The entries below should be output exactly as written.

(Data begins)

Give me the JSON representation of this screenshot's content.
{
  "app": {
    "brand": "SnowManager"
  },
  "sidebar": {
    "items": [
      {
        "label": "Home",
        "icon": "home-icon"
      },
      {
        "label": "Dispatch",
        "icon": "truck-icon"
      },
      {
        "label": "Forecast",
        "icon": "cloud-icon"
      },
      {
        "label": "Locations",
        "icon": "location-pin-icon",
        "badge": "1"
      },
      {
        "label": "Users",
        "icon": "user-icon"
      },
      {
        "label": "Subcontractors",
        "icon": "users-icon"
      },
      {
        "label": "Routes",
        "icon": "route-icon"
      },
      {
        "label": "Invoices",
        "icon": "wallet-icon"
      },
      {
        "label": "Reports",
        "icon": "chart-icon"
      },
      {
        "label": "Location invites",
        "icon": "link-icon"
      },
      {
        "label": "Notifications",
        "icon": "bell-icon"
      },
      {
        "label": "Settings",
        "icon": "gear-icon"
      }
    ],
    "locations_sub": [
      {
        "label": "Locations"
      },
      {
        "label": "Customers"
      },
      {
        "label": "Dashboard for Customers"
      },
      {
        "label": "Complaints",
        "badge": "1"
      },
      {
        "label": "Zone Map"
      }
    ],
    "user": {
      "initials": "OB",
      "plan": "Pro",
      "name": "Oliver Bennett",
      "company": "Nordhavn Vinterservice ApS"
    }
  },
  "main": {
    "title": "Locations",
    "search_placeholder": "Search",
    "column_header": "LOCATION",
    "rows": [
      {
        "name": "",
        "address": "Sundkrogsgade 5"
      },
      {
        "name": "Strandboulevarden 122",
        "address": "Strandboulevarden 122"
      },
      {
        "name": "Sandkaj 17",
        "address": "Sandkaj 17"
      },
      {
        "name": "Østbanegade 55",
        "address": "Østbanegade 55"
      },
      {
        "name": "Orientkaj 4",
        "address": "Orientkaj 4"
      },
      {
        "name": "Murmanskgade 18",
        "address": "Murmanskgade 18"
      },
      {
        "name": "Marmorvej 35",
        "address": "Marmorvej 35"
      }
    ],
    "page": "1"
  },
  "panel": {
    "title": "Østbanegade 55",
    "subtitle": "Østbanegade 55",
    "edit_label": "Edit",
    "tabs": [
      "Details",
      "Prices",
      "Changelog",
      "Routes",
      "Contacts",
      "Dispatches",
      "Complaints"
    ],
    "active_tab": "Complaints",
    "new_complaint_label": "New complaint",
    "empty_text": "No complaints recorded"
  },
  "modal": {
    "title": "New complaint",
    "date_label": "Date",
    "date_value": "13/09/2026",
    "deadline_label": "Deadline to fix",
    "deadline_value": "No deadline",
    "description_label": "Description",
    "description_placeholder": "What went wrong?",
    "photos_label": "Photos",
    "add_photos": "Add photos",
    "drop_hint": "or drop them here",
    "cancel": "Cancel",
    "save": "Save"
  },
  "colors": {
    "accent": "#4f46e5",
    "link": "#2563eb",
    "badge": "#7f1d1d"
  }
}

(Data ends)

Output of the task ▸
Give me the JSON representation of this screenshot's content.
{
  "app": {
    "brand": "SnowManager"
  },
  "sidebar": {
    "items": [
      {
        "label": "Home",
        "icon": "home-icon"
      },
      {
        "label": "Dispatch",
        "icon": "truck-icon"
      },
      {
        "label": "Forecast",
        "icon": "cloud-icon"
      },
      {
        "label": "Locations",
        "icon": "location-pin-icon",
        "badge": "1"
      },
      {
        "label": "Users",
        "icon": "user-icon"
      },
      {
        "label": "Subcontractors",
        "icon": "users-icon"
      },
      {
        "label": "Routes",
        "icon": "route-icon"
      },
      {
        "label": "Invoices",
        "icon": "wallet-icon"
      },
      {
        "label": "Reports",
        "icon": "chart-icon"
      },
      {
        "label": "Location invites",
        "icon": "link-icon"
      },
      {
        "label": "Notifications",
        "icon": "bell-icon"
      },
      {
        "label": "Settings",
        "icon": "gear-icon"
      }
    ],
    "locations_sub": [
      {
        "label": "Locations"
      },
      {
        "label": "Customers"
      },
      {
        "label": "Dashboard for Customers"
      },
      {
        "label": "Complaints",
        "badge": "1"
      },
      {
        "label": "Zone Map"
      }
    ],
    "user": {
      "initials": "OB",
      "plan": "Pro",
      "name": "Oliver Bennett",
      "company": "Nordhavn Vinterservice ApS"
    }
  },
  "main": {
    "title": "Locations",
    "search_placeholder": "Search",
    "column_header": "LOCATION",
    "rows": [
      {
        "name": "",
        "address": "Sundkrogsgade 5"
      },
      {
        "name": "Strandboulevarden 122",
        "address": "Strandboulevarden 122"
      },
      {
        "name": "Sandkaj 17",
        "address": "Sandkaj 17"
      },
      {
        "name": "Østbanegade 55",
        "address": "Østbanegade 55"
      },
      {
        "name": "Orientkaj 4",
        "address": "Orientkaj 4"
      },
      {
        "name": "Murmanskgade 18",
        "address": "Murmanskgade 18"
      },
      {
        "name": "Marmorvej 35",
        "address": "Marmorvej 35"
      }
    ],
    "page": "1"
  },
  "panel": {
    "title": "Østbanegade 55",
    "subtitle": "Østbanegade 55",
    "edit_label": "Edit",
    "tabs": [
      "Details",
      "Prices",
      "Changelog",
      "Routes",
      "Contacts",
      "Dispatches",
      "Complaints"
    ],
    "active_tab": "Complaints",
    "new_complaint_label": "New complaint",
    "empty_text": "No complaints recorded"
  },
  "modal": {
    "title": "New complaint",
    "date_label": "Date",
    "date_value": "13/09/2026",
    "deadline_label": "Deadline to fix",
    "deadline_value": "No deadline",
    "description_label": "Description",
    "description_placeholder": "What went wrong?",
    "photos_label": "Photos",
    "add_photos": "Add photos",
    "drop_hint": "or drop them here",
    "cancel": "Cancel",
    "save": "Save"
  },
  "colors": {
    "accent": "#4f46e5",
    "link": "#2563eb",
    "badge": "#7f1d1d"
  }
}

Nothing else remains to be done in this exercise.